Eight digenetic trematode species (Phylum Platyhelminthes, Subclass Digena), one cestode species (Phylum Platyhelminthes, Class Cestoidea) and three nematode species (Phylum Nematoda) were recovered from the little brown bat, Myotis lucifugus, at the Neda Mine hibernaculum in southeastern Wisconsin. Bats displayed a rich and diverse helminth fauna throughout the year. Statistically significant seasonal variation was observed for two digenetic trematodes. Mean intensities and prevalence of parasites were highest in autumn and spring and lowest in summer. Highest species diversity occurred in autumn. Greater intensity and prevalence in autumn and spring were correlated with bat swarming and emergence patterns, behavioral phenomena which would also produce a more heterogeneous assemblage of parasites during these times of year. Myotis lucifugus retained a large and varied population of parasites throughout eight months of hibernation.
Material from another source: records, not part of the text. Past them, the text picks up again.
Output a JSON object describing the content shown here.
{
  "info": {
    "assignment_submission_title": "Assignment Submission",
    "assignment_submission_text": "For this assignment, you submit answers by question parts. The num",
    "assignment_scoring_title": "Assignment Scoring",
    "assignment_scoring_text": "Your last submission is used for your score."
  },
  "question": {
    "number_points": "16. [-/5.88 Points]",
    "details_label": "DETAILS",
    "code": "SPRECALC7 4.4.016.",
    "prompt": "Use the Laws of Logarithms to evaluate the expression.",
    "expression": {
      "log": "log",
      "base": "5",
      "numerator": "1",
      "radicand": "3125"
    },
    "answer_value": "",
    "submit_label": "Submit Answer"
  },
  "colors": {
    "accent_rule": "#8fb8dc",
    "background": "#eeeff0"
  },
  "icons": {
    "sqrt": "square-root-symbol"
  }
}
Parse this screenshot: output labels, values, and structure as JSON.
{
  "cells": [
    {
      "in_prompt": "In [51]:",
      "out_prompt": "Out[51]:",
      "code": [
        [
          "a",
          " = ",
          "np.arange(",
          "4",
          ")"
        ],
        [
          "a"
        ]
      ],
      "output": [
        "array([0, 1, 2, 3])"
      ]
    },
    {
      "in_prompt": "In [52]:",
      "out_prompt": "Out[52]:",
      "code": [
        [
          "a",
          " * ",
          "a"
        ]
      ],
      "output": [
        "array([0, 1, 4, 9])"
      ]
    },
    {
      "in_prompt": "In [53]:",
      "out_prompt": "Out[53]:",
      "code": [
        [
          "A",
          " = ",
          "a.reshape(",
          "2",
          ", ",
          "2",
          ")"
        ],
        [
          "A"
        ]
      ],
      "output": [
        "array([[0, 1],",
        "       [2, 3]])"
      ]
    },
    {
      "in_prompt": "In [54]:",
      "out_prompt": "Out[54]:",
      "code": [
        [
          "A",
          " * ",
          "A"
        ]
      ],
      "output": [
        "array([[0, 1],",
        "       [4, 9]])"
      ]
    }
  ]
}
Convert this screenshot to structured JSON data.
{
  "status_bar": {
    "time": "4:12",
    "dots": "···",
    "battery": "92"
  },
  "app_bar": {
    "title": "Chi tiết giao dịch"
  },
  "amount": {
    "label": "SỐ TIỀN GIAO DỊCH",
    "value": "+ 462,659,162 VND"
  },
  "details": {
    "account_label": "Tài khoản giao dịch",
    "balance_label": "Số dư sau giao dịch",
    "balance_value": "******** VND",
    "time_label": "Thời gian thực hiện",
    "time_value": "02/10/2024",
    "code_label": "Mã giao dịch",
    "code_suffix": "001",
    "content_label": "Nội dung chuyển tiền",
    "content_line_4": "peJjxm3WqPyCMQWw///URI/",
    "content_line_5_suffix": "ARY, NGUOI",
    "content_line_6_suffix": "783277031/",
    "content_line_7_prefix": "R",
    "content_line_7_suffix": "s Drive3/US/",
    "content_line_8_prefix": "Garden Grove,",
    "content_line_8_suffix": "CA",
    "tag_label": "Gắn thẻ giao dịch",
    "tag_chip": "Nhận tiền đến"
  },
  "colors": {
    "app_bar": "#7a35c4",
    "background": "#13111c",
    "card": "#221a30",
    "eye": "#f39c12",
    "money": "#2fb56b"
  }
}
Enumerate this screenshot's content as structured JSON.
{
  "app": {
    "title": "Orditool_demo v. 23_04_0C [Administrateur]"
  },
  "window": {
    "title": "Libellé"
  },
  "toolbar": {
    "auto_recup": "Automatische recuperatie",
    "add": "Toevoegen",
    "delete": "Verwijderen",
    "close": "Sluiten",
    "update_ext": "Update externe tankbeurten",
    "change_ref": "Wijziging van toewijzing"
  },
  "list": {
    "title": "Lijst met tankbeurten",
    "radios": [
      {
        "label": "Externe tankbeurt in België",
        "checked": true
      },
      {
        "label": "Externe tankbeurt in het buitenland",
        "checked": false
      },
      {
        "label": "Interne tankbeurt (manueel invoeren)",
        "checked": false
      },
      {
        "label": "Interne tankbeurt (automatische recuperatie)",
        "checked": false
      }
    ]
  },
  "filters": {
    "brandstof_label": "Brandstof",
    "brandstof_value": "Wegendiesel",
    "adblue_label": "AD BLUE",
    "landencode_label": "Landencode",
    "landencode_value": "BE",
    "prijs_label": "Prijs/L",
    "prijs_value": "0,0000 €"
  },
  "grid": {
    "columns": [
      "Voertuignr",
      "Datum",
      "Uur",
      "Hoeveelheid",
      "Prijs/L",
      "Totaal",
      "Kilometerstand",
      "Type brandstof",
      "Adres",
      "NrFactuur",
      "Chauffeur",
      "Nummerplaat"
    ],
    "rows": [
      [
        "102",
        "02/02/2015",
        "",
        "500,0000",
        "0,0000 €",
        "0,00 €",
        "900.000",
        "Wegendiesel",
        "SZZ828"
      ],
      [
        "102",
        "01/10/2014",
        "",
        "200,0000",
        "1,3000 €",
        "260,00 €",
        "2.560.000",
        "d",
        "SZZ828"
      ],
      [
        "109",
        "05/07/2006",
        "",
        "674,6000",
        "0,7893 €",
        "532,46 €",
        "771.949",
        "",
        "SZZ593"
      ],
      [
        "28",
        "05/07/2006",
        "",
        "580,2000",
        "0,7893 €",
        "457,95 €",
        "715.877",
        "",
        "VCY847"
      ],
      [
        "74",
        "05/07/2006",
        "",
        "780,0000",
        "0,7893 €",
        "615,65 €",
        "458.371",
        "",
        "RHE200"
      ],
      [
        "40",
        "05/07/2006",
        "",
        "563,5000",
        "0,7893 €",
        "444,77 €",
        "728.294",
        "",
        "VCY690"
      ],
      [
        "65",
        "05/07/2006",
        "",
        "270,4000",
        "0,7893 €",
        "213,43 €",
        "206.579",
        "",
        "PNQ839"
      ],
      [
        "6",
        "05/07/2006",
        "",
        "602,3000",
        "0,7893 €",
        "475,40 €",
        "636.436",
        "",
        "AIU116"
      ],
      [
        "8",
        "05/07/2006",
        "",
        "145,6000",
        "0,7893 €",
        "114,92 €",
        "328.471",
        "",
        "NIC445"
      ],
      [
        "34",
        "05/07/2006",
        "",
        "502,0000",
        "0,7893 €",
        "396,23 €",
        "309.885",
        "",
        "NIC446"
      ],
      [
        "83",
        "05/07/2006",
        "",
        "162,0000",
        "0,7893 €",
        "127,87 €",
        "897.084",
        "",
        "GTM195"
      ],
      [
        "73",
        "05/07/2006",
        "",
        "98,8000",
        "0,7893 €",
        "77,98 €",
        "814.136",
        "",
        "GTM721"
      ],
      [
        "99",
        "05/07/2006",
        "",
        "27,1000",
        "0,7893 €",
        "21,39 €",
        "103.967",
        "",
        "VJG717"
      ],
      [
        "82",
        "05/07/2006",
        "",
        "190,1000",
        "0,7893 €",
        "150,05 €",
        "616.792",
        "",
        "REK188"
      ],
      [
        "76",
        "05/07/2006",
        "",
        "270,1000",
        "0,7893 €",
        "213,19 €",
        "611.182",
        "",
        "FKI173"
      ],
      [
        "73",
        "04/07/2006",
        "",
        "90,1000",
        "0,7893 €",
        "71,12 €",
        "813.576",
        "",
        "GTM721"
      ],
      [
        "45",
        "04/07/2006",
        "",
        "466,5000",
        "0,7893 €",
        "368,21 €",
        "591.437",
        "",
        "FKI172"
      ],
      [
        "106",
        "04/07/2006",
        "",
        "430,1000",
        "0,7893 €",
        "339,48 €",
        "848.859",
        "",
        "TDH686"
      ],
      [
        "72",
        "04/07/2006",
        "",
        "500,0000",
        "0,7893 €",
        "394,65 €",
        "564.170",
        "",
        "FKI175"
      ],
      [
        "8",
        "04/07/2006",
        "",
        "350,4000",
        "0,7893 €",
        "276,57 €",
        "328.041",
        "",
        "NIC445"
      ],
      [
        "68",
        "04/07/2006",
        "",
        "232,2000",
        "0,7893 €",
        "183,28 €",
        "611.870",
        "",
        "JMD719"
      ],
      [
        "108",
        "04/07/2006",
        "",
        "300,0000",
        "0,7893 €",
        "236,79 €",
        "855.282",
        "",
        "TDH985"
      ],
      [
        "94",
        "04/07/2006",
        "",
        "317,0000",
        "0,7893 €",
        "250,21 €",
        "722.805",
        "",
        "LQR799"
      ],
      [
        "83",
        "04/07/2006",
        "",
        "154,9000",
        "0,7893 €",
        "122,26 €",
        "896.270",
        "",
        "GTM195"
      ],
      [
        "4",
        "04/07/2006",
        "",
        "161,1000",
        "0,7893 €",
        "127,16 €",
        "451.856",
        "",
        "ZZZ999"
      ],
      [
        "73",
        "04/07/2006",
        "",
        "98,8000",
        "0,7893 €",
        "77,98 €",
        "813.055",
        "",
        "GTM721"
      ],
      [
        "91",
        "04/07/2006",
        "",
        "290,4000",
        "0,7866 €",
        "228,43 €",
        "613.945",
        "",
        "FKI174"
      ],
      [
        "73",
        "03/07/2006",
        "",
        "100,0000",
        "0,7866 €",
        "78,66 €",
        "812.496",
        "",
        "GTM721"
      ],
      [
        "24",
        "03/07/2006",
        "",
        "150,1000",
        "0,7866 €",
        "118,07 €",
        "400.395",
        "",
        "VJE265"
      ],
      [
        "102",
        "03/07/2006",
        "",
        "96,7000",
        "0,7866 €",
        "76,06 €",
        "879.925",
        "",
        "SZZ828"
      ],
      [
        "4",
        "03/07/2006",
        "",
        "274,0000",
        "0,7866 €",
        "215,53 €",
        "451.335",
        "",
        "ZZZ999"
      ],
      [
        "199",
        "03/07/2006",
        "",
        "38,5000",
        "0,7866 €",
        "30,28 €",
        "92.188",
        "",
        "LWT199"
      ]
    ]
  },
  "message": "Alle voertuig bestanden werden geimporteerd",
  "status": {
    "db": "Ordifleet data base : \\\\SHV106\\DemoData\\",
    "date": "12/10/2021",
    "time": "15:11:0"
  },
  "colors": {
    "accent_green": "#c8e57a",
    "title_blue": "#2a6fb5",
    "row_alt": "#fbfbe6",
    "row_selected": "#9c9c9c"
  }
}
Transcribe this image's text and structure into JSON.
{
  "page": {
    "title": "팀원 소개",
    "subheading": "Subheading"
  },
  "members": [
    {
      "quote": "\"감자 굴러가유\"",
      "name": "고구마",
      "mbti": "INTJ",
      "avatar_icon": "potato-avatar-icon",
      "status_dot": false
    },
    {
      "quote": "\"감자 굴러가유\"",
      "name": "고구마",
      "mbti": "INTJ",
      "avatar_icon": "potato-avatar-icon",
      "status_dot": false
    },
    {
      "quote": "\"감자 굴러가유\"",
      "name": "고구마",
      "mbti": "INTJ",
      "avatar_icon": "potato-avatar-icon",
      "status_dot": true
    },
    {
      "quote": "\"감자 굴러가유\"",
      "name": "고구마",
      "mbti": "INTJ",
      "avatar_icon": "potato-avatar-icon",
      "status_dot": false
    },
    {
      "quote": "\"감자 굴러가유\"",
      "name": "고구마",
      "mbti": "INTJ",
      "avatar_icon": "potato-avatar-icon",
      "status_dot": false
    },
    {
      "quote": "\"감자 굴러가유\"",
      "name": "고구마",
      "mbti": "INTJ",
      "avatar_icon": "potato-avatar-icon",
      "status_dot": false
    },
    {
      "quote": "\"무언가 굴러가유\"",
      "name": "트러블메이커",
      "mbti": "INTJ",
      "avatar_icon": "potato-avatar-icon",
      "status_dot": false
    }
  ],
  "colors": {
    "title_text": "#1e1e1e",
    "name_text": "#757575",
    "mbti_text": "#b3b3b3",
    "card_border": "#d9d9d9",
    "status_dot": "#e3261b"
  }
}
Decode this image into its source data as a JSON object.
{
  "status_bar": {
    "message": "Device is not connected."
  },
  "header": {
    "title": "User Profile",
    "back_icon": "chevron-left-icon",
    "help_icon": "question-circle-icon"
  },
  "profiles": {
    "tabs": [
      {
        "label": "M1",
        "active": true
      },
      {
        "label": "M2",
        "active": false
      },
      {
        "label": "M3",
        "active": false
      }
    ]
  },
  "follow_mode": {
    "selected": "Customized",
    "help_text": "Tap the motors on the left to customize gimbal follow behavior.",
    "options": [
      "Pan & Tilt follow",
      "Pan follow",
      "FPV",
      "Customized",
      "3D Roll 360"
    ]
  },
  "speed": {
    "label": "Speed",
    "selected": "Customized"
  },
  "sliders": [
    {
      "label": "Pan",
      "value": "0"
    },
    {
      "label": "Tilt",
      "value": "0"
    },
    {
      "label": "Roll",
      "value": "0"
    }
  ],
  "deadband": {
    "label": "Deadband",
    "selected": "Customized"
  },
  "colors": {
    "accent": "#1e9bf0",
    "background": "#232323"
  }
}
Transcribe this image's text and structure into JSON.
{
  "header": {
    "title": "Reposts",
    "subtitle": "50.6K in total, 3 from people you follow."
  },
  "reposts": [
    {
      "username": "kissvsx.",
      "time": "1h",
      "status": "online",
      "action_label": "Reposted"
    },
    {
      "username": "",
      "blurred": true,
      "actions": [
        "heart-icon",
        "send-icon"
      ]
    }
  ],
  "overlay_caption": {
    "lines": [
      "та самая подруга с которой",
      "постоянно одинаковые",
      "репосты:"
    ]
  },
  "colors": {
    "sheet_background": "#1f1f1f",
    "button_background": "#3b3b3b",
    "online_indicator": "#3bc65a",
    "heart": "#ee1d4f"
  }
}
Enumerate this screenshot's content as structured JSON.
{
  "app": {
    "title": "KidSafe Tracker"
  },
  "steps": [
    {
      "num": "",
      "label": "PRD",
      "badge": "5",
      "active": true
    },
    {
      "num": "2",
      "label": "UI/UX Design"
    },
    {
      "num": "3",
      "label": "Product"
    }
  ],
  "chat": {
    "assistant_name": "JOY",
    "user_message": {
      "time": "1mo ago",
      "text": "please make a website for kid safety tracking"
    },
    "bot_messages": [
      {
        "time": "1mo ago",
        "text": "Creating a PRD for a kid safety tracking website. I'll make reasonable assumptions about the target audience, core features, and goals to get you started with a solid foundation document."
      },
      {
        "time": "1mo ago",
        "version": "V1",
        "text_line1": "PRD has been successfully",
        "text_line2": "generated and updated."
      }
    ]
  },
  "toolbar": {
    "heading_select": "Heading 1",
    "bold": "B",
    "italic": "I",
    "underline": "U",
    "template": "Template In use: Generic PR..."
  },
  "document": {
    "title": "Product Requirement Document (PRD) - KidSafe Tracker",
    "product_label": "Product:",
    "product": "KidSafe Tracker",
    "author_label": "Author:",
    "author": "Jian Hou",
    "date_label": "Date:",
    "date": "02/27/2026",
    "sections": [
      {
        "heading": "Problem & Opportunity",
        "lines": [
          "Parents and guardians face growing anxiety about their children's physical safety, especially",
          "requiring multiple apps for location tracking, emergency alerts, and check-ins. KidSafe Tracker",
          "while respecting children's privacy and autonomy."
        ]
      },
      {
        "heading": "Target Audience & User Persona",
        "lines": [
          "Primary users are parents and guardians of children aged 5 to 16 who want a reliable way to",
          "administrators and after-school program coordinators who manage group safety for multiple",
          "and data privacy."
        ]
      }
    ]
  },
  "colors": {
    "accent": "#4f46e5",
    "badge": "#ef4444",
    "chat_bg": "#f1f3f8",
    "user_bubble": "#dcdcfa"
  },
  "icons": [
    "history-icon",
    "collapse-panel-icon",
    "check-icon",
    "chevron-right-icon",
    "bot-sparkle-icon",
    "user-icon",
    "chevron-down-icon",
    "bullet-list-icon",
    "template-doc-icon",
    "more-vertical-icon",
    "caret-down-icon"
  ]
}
Coggins, J.R. 1984. Seasonal changes and overwintering of endoparasites in the bat (Myotis lucifugus) in a Southeastern Wisconsin hibernaculum. 17(2): 1-12.